Today, I think about this story, and I marvel at the fact that God still calls us to relax, to rest, and to enjoy His blessing on our lives. The trial, the sorrow, the hurt -- these things still remain with us -- yet there is opportunity to rejoice in the strength of the Lord. The Lord is our Joy. He is our strength.
As I consider this call to rejoice, I remember all that the Lord has brought me through the past ten or so years. Yes, if I am honest, I can recall His presence in my life over the course of my days -- all my days. He has been a constant companion, my very present help in times of trouble (Ps. 46:1).
God is our Refuge and Strength [mighty and impenetrable to temptation], a very present and well-proved help in trouble.
Yes, the Lord has been with me. He has kept me safe and secure. He has provided for every need in my life. He has promised good to me, and He has been faithful (is faithful) to bring to pass all the good I experience in my life.
So while I travail, I struggle, and I suffer at times (John 16:33):

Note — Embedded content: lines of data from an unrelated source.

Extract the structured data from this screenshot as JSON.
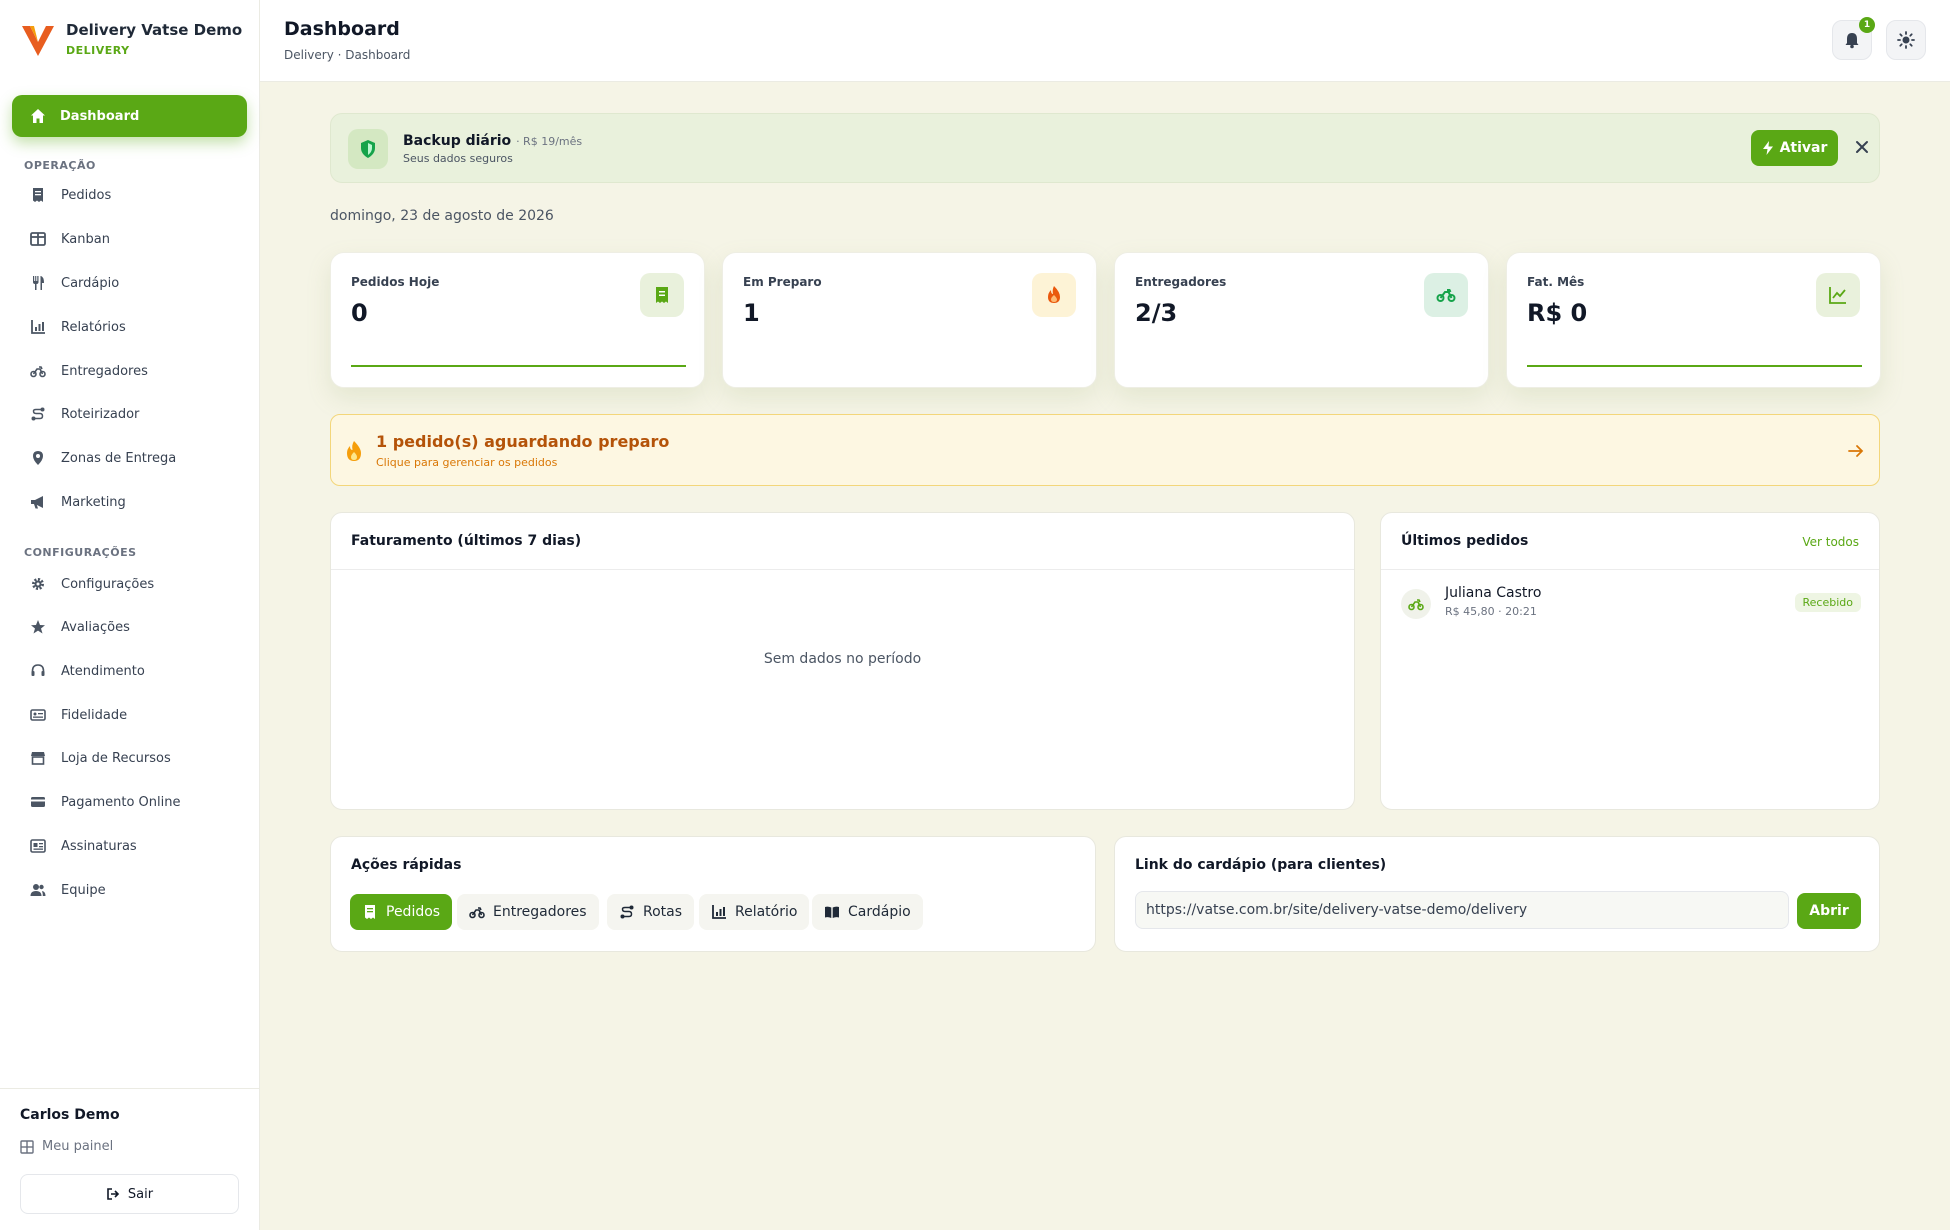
{
  "brand": {
    "name": "Delivery Vatse Demo",
    "subtitle": "DELIVERY"
  },
  "sidebar": {
    "active": {
      "label": "Dashboard",
      "icon": "home-icon"
    },
    "sections": [
      {
        "title": "OPERAÇÃO",
        "items": [
          {
            "label": "Pedidos",
            "icon": "receipt-icon"
          },
          {
            "label": "Kanban",
            "icon": "kanban-icon"
          },
          {
            "label": "Cardápio",
            "icon": "utensils-icon"
          },
          {
            "label": "Relatórios",
            "icon": "chart-icon"
          },
          {
            "label": "Entregadores",
            "icon": "motorcycle-icon"
          },
          {
            "label": "Roteirizador",
            "icon": "route-icon"
          },
          {
            "label": "Zonas de Entrega",
            "icon": "map-pin-icon"
          },
          {
            "label": "Marketing",
            "icon": "megaphone-icon"
          }
        ]
      },
      {
        "title": "CONFIGURAÇÕES",
        "items": [
          {
            "label": "Configurações",
            "icon": "gear-icon"
          },
          {
            "label": "Avaliações",
            "icon": "star-icon"
          },
          {
            "label": "Atendimento",
            "icon": "headset-icon"
          },
          {
            "label": "Fidelidade",
            "icon": "id-card-icon"
          },
          {
            "label": "Loja de Recursos",
            "icon": "store-icon"
          },
          {
            "label": "Pagamento Online",
            "icon": "credit-card-icon"
          },
          {
            "label": "Assinaturas",
            "icon": "subscription-icon"
          },
          {
            "label": "Equipe",
            "icon": "users-icon"
          }
        ]
      }
    ],
    "user": {
      "name": "Carlos Demo",
      "panel_label": "Meu painel",
      "logout_label": "Sair"
    }
  },
  "header": {
    "title": "Dashboard",
    "breadcrumb": "Delivery · Dashboard",
    "notification_count": "1"
  },
  "backup": {
    "title": "Backup diário",
    "price": "· R$ 19/mês",
    "subtitle": "Seus dados seguros",
    "button": "Ativar"
  },
  "date": "domingo, 23 de agosto de 2026",
  "stats": [
    {
      "label": "Pedidos Hoje",
      "value": "0",
      "icon": "receipt-icon",
      "bg": "#e9f1dc",
      "fg": "#5aa815"
    },
    {
      "label": "Em Preparo",
      "value": "1",
      "icon": "fire-icon",
      "bg": "#fdf3d6",
      "fg": "#ea580c"
    },
    {
      "label": "Entregadores",
      "value": "2/3",
      "icon": "motorcycle-icon",
      "bg": "#dcf0e4",
      "fg": "#16a34a"
    },
    {
      "label": "Fat. Mês",
      "value": "R$ 0",
      "icon": "trend-icon",
      "bg": "#e9f1dc",
      "fg": "#5aa815"
    }
  ],
  "alert": {
    "title": "1 pedido(s) aguardando preparo",
    "subtitle": "Clique para gerenciar os pedidos"
  },
  "revenue": {
    "title": "Faturamento (últimos 7 dias)",
    "empty": "Sem dados no período"
  },
  "latest": {
    "title": "Últimos pedidos",
    "link": "Ver todos",
    "orders": [
      {
        "name": "Juliana Castro",
        "meta": "R$ 45,80 · 20:21",
        "status": "Recebido"
      }
    ]
  },
  "quick_actions": {
    "title": "Ações rápidas",
    "items": [
      {
        "label": "Pedidos",
        "icon": "receipt-icon"
      },
      {
        "label": "Entregadores",
        "icon": "motorcycle-icon"
      },
      {
        "label": "Rotas",
        "icon": "route-icon"
      },
      {
        "label": "Relatório",
        "icon": "chart-icon"
      },
      {
        "label": "Cardápio",
        "icon": "book-icon"
      }
    ]
  },
  "menu_link": {
    "title": "Link do cardápio (para clientes)",
    "url": "https://vatse.com.br/site/delivery-vatse-demo/delivery",
    "button": "Abrir"
  },
  "colors": {
    "accent": "#5aa815",
    "background": "#f5f4e6",
    "warning": "#d97706"
  }
}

I have told you all this so that you may have peace in me. Here on earth you will have many trials and sorrows. But take heart, because I have overcome the world."
I can rejoice and and with James (chapter 1, verse 1-2) say:
Dear brothers and sisters, when troubles come your way, consider it an opportunity for great joy.
So as I prepare for this Season of Joy (I am not speaking of Christmas -- I am speaking of this time in my life), I remember all that the Lord has done for me. I look forward with great excitement and expectancy to the future -- to what the Lord has planned and prepared for me. I know that I will struggle, I will stress, and at times, I will suffer -- but I believe that the "joy of the Lord is my strength," and it is in Him that I will overcome because He has already overcome this world.